Learning to Play
Published in the May/June issue of The Word Weaver.
My grandfather grew up playing on an island on Georgian Bay. He lived in a lighthouse. My great-grandfather was the lighthouse keeper.
A light provides hope for boaters when they lose their way. Lives depend on seeing the light beam through the fog and the waves and the darkness. Some describe “light bulb moments” in learning. I have lighthouse moments.
As a teenager, I wrote poems about heartbreak and tragedy. Like a young child playing dress-up, I tried on different scenarios through the writing. I learned how to use emotion for effect in my writing. I learned the therapeutic benefits of writing about what I feared. And I learned how to create without audience.
Play is process.
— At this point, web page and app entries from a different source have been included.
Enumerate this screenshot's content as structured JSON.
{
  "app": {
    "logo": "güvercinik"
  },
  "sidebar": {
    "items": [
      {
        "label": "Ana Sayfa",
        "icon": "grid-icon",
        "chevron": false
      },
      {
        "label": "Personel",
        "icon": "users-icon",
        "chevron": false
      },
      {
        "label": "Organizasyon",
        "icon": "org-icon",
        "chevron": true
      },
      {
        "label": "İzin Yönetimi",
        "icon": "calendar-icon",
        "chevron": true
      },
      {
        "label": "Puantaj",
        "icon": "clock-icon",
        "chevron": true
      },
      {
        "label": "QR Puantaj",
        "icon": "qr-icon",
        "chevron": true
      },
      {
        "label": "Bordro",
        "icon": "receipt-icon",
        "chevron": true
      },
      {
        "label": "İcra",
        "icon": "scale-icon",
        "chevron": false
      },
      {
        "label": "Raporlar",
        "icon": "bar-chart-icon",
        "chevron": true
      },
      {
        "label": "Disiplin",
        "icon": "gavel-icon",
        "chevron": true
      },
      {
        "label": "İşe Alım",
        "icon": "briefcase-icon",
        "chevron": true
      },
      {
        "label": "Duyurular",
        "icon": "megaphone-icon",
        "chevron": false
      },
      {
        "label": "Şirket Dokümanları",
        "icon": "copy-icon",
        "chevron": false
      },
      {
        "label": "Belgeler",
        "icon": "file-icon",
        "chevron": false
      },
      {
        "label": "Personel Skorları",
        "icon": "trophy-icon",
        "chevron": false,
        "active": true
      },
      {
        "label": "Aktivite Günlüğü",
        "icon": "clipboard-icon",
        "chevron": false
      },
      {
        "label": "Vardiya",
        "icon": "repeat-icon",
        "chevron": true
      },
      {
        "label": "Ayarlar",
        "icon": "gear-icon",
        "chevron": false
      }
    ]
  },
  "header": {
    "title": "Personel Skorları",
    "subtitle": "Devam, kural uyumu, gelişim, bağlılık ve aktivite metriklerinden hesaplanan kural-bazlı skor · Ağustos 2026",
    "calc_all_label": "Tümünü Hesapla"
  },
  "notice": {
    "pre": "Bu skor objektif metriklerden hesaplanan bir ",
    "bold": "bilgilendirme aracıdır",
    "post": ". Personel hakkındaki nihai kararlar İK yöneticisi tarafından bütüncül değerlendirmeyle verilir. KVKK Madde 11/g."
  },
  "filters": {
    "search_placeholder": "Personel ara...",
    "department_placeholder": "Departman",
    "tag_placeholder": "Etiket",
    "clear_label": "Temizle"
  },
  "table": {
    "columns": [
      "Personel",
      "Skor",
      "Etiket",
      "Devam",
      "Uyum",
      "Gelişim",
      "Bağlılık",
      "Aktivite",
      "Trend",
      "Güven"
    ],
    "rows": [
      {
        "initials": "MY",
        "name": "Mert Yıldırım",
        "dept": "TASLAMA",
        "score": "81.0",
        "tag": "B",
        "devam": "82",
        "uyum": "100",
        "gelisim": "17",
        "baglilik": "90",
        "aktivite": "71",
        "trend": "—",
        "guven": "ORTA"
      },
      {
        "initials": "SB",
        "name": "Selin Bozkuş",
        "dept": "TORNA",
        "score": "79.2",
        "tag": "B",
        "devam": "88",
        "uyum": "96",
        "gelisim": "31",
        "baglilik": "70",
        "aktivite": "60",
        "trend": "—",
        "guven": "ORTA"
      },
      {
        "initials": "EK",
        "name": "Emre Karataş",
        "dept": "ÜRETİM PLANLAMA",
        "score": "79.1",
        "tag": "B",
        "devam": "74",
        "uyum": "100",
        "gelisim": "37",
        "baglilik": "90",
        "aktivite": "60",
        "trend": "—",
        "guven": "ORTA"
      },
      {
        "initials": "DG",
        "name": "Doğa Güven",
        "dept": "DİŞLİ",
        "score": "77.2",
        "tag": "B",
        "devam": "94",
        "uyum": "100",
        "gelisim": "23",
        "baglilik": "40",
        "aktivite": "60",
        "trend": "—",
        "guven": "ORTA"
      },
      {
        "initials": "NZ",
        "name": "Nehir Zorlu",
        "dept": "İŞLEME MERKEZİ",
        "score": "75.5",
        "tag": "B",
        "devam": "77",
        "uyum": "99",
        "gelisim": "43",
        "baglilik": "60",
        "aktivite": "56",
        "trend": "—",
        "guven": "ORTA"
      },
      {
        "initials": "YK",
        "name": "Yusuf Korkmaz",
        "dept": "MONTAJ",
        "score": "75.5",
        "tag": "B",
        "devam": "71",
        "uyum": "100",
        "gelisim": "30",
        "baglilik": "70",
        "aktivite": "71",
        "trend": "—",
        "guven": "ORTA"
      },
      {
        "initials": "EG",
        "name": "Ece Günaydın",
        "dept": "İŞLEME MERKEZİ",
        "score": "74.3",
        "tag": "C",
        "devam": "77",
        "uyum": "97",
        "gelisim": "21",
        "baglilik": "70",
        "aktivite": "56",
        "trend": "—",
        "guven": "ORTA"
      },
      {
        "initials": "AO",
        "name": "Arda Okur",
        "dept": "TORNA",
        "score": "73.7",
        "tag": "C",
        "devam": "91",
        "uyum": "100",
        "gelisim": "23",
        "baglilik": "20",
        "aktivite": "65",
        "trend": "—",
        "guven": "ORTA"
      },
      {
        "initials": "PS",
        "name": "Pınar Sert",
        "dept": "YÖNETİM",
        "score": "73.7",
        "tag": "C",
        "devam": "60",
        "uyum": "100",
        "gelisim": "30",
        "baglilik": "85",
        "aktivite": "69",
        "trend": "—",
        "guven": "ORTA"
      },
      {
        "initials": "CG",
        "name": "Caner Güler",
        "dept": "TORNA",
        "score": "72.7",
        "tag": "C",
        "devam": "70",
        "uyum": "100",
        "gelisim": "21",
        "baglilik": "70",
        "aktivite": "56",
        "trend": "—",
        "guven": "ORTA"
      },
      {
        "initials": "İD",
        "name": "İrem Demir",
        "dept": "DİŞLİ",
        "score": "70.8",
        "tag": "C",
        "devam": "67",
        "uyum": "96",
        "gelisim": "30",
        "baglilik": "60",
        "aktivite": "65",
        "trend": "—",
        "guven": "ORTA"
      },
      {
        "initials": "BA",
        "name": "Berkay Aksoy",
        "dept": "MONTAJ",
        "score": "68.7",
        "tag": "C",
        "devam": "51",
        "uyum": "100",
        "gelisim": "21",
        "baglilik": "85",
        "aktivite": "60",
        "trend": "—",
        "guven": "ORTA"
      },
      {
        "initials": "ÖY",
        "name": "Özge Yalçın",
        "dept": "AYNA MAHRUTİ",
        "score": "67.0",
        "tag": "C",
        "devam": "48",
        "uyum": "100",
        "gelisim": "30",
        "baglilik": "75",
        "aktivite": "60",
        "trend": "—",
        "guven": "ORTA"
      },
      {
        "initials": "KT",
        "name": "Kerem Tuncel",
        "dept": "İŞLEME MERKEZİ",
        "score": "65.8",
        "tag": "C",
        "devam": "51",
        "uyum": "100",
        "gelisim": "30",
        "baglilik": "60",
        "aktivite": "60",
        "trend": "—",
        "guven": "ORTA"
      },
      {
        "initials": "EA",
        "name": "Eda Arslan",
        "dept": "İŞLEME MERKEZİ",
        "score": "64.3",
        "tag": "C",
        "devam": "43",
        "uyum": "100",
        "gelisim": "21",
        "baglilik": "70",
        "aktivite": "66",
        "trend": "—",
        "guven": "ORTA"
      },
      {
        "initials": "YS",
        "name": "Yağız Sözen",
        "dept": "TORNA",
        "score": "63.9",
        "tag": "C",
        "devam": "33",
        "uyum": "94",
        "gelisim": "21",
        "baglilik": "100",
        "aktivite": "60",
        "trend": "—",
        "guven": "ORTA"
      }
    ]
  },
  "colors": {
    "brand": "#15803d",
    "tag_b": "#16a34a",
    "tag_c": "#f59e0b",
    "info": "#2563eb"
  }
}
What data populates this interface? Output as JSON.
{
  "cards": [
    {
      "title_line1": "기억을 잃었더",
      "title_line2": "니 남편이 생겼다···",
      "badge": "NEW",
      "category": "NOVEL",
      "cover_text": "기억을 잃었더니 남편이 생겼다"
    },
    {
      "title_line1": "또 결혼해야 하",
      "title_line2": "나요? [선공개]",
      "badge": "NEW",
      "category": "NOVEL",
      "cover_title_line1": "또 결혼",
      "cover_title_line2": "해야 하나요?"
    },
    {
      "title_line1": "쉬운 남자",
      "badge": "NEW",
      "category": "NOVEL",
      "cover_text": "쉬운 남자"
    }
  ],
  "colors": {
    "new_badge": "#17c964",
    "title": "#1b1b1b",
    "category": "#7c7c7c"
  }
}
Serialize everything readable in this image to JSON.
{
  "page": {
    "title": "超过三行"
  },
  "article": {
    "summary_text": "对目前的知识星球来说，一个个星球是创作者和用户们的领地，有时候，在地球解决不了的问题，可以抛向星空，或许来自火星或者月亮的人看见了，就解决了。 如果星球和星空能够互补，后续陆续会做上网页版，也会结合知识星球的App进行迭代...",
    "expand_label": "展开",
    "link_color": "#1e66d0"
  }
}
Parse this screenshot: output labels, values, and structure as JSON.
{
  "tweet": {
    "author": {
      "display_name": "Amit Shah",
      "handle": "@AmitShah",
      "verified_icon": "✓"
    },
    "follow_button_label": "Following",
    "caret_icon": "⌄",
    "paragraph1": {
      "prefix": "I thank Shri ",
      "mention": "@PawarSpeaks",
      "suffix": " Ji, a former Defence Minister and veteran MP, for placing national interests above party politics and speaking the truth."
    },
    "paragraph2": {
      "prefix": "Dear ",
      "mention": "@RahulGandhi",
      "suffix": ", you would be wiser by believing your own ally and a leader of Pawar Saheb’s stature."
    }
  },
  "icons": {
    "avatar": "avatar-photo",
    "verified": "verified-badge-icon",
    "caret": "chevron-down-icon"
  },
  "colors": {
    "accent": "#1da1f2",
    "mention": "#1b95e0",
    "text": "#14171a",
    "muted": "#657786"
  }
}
Children know how to play. When children play, they use imagination, build social and intellectual skills, make new connections, learn from the inside-out, and problem-solve more effectively.
We play when we engage in a project without expectation, experiment with alternatives, and embrace the moment. We know the rules to the game, but adjust the rules to make the game more fun.
In 2003, I began a novel. Midway through the project, I crossed paths with an editor and pitched my idea to her. She loved it!
I imagined my debut as a ‘chick-lit’ novelist. I dreamed of book signings, million dollar contracts, and a glamorous life. Then, writer’s block walloped me.
I had lost a sense of play. Julia Cameron explains the dangers of fame: “Fame is a spiritual drug. It is often a by-product of our artistic work, but like nuclear waste, it can be a very dangerous by-product…The point of the work is the work” (Cameron, 2002, p. 171).
I needed a lighthouse moment to guide me through the fog.
Julia Cameron’s The Artist’s Way encourages play. The exercises reminded me of childhood adventures, suggested fun artist dates, and insisted upon writing Morning Pages.
I filled journals with wordplay, babblings, stories, and thoughts. I relearned how to engage in the process of writing without getting lost in the potential glory of a finished product. Slowly, I learned how to let go of expectation.
The routine of playful writing acted as a range light guiding me home. I learned how to create with joy. My creative life was richer than ever. My journals glowed with an abundance of ideas. I had learned how to take the lid off the jar and play with the sunshine that danced all over the page. But, when would I become a writer?
When a boater is lost in a storm, her best defense is to focus her attention on the range light and seek shelter at the lighthouse until the storm passes. My novel was not working, so I decided to shift my attention to another writing project. Then, when the conditions improved I could return to the project.
I decided to write a play. The lighthouse, and a fictional story about the effects of a young girl’s rape there, became a central storyline layered over the stories of the women at Girls’ Week.
The writing streamed out of me with the intensity of a fire hose. I welcomed inspiration, trusted my ideas were sound, and let the play unfold without expectations. I played with character, structure, technique, and setting.
The two big lessons I had learned about inspiration and playfulness allowed me to finish “Once Upon a Rocking Chair,” my first play. And when I learned how to finish one project, I began to finish more.
Writing is a process, a moment, a relationship between me and the words on the page, a relationship between the words on the page and the reader.
In becoming a writer, it was important to me to finish a project because it would signal my capacity to generate an idea and communicate it.
Playwright. Play write. These two words have come to identify my work as a writer. Play. Write. And they are my wish for you: play, write.
By Jessica Outram